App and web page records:
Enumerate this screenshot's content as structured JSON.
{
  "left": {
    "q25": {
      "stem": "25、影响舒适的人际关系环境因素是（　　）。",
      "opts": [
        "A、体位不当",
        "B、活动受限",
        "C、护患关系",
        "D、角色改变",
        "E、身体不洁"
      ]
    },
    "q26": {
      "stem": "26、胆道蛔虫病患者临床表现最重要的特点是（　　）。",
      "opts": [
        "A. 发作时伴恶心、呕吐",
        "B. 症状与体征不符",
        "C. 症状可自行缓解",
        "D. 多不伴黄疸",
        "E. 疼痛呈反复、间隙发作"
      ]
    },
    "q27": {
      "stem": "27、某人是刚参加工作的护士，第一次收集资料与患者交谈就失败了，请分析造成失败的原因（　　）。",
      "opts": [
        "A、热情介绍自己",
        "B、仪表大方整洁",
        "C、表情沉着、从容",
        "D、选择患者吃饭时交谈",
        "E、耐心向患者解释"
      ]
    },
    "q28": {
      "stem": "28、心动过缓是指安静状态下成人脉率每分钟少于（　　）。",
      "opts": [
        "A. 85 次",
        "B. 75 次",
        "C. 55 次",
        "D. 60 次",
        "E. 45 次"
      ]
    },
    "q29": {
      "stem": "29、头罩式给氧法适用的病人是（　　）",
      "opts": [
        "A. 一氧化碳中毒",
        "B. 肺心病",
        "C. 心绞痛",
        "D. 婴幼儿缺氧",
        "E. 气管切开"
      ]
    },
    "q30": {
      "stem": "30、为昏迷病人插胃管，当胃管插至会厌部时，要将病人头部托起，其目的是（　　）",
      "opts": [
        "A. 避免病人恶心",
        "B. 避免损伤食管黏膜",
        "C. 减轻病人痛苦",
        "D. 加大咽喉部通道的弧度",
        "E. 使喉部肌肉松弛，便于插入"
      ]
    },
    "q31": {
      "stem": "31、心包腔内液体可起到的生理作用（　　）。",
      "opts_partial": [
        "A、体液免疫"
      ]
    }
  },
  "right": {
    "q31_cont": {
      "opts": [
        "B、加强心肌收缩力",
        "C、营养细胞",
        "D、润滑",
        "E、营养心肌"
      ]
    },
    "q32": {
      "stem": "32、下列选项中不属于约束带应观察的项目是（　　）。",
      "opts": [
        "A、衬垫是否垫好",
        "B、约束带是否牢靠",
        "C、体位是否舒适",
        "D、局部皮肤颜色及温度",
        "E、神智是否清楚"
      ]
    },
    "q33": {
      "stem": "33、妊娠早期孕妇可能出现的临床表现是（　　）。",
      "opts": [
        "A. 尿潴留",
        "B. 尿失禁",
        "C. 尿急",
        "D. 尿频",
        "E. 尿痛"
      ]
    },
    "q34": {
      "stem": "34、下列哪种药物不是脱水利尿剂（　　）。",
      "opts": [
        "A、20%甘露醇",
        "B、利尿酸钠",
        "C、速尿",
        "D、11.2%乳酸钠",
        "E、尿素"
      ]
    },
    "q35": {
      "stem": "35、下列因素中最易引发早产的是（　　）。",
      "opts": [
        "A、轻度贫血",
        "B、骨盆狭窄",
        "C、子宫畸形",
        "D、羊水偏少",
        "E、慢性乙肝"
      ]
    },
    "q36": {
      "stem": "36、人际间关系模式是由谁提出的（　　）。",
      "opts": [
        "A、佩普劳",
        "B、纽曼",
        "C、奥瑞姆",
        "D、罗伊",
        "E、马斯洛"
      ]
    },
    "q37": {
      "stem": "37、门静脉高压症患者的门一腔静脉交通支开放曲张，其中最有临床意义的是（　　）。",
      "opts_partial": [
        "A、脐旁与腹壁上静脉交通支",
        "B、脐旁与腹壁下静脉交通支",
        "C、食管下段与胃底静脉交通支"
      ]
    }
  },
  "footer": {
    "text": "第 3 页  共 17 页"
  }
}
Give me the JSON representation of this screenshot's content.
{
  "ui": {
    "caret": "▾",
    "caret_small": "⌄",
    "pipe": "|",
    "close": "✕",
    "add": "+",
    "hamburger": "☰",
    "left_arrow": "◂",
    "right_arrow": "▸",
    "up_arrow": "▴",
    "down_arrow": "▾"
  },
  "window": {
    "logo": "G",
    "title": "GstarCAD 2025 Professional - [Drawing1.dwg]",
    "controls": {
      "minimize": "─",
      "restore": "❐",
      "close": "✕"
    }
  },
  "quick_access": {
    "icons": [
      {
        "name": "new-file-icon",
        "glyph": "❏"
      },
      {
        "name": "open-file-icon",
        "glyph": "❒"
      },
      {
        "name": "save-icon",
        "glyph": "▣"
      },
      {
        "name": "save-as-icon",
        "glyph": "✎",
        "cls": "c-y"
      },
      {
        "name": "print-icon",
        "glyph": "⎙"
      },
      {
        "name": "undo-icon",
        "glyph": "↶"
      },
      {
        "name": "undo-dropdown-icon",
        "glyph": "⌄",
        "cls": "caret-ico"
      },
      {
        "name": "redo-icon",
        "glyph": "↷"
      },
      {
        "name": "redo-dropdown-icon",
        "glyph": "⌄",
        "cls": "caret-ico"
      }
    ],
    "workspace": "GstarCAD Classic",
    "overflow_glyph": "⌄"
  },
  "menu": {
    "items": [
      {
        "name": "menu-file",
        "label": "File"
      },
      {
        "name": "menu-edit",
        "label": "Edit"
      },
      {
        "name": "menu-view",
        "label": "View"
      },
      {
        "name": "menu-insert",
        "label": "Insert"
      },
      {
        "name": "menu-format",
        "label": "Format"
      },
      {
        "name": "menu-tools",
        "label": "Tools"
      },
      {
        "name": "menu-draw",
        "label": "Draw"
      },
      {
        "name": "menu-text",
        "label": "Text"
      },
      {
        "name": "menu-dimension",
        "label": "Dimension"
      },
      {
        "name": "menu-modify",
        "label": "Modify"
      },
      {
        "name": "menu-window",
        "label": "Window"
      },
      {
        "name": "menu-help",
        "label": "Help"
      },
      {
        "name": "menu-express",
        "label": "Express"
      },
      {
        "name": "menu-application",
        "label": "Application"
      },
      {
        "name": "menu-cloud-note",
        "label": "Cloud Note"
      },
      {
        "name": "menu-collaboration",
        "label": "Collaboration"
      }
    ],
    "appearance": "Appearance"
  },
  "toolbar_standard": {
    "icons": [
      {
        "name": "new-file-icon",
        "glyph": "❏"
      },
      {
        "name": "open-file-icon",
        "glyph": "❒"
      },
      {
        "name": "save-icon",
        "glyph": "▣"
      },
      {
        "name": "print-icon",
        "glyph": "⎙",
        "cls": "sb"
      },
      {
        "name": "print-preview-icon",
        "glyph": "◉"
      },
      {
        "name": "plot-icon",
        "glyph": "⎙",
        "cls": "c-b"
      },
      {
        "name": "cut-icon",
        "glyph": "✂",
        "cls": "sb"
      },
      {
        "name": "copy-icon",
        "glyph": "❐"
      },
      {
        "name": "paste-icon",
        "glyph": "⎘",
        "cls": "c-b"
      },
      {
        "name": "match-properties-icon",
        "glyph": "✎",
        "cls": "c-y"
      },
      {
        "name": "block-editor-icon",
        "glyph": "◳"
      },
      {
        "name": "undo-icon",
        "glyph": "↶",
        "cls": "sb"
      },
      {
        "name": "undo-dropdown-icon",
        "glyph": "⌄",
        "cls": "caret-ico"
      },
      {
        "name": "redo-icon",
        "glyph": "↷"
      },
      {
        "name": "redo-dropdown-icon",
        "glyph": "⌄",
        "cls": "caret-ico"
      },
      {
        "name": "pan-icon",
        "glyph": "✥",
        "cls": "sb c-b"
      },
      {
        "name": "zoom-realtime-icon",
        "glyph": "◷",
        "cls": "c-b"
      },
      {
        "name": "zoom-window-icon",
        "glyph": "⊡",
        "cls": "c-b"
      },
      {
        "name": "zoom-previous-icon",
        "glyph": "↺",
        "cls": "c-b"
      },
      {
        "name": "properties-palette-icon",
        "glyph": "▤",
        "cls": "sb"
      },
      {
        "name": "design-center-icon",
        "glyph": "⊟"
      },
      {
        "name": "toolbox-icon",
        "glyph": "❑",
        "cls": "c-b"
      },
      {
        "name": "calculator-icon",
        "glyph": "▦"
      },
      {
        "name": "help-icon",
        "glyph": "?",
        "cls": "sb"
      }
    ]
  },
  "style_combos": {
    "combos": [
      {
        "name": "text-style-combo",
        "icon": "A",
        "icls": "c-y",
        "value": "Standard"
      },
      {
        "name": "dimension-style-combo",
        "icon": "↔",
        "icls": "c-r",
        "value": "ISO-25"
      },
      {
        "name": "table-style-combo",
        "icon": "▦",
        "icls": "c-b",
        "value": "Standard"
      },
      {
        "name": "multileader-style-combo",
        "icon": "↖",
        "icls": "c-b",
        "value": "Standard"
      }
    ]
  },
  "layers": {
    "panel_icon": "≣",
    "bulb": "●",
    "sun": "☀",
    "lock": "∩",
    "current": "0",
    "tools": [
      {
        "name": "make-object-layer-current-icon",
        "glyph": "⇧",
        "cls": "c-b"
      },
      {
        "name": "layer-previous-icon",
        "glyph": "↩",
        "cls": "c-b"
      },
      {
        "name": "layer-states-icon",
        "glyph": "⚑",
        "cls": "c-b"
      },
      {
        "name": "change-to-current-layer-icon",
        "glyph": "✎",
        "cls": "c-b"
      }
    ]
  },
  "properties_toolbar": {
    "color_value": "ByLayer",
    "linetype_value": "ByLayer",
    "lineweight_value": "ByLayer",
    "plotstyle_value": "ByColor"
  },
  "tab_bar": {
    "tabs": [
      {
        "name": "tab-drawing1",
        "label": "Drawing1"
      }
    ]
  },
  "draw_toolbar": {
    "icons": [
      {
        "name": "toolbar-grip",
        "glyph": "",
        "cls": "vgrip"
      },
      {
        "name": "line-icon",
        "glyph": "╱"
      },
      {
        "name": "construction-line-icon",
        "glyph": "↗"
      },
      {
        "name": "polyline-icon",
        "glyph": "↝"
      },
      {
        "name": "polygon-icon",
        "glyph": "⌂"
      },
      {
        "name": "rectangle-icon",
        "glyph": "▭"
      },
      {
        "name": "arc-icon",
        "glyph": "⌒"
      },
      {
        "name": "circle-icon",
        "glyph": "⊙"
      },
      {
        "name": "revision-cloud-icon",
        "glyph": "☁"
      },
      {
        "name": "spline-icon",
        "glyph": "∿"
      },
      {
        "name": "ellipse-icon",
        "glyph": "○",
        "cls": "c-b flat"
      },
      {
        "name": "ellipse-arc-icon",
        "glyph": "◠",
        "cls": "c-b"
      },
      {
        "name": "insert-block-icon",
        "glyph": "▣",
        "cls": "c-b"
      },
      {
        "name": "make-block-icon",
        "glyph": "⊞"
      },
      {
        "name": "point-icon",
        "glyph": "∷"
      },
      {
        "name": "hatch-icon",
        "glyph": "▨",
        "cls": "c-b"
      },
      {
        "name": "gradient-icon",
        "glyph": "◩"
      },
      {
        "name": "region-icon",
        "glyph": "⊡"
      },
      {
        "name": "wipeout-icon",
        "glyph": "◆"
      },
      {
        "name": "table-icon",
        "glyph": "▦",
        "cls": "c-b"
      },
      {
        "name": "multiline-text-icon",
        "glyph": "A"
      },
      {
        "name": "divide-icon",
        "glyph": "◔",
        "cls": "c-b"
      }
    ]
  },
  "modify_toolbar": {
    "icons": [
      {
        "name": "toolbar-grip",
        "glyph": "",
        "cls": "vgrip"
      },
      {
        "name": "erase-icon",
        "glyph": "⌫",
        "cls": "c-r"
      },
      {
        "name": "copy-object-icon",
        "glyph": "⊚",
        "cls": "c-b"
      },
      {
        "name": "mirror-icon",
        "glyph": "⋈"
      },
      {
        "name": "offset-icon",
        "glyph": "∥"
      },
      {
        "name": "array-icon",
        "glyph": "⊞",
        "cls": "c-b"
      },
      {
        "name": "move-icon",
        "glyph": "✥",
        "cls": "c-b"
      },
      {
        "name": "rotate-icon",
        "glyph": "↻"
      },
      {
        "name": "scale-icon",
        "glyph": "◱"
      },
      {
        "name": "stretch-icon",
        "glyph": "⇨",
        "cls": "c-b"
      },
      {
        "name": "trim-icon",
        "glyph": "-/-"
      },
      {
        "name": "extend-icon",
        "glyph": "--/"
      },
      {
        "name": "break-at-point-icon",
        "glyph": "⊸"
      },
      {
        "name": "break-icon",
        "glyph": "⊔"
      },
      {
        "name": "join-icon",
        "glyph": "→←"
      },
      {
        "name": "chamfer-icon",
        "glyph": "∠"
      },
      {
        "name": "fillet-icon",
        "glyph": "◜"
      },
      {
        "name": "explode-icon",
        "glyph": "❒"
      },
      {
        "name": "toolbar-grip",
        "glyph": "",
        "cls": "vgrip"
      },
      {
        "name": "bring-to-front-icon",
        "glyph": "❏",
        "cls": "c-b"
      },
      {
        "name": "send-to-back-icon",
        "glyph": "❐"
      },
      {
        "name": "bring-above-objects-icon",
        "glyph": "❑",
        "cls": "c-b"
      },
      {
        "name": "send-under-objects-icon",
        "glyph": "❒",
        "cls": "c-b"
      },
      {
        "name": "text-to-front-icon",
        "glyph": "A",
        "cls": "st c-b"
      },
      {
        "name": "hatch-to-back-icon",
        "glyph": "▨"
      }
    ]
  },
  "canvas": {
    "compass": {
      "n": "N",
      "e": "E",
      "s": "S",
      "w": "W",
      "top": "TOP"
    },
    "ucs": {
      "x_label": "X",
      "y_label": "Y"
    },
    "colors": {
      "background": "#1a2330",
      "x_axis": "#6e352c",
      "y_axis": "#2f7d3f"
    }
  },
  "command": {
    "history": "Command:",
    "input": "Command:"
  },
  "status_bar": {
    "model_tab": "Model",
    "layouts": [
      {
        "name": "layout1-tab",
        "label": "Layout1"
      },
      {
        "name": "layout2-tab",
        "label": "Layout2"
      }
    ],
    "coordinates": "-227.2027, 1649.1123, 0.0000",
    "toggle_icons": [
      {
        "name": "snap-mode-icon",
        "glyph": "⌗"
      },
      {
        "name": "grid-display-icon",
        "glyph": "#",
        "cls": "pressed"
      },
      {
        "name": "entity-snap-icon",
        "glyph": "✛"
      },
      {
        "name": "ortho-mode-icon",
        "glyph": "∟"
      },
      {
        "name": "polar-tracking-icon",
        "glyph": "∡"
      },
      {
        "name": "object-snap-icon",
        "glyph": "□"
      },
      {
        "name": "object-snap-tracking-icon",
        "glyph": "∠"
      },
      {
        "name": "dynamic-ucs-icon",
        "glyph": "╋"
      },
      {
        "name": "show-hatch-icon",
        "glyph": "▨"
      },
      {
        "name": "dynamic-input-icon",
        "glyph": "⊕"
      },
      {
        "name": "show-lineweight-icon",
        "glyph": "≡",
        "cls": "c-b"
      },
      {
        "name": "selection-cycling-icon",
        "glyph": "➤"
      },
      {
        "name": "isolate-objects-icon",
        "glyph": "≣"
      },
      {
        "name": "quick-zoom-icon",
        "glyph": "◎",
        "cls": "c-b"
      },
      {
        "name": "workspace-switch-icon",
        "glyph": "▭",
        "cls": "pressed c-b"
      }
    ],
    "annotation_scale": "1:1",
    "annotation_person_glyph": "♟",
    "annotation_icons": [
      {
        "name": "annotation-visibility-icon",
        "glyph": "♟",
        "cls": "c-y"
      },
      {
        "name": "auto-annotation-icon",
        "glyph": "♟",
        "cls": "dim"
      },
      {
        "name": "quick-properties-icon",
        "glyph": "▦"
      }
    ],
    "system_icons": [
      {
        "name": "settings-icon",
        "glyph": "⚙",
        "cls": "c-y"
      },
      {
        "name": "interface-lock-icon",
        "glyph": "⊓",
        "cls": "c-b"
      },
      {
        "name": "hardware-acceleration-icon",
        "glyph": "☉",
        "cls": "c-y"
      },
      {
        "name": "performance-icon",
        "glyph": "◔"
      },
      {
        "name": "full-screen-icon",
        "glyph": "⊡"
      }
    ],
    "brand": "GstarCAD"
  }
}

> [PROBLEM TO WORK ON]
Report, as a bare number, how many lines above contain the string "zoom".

> [RESULT BELOW]
4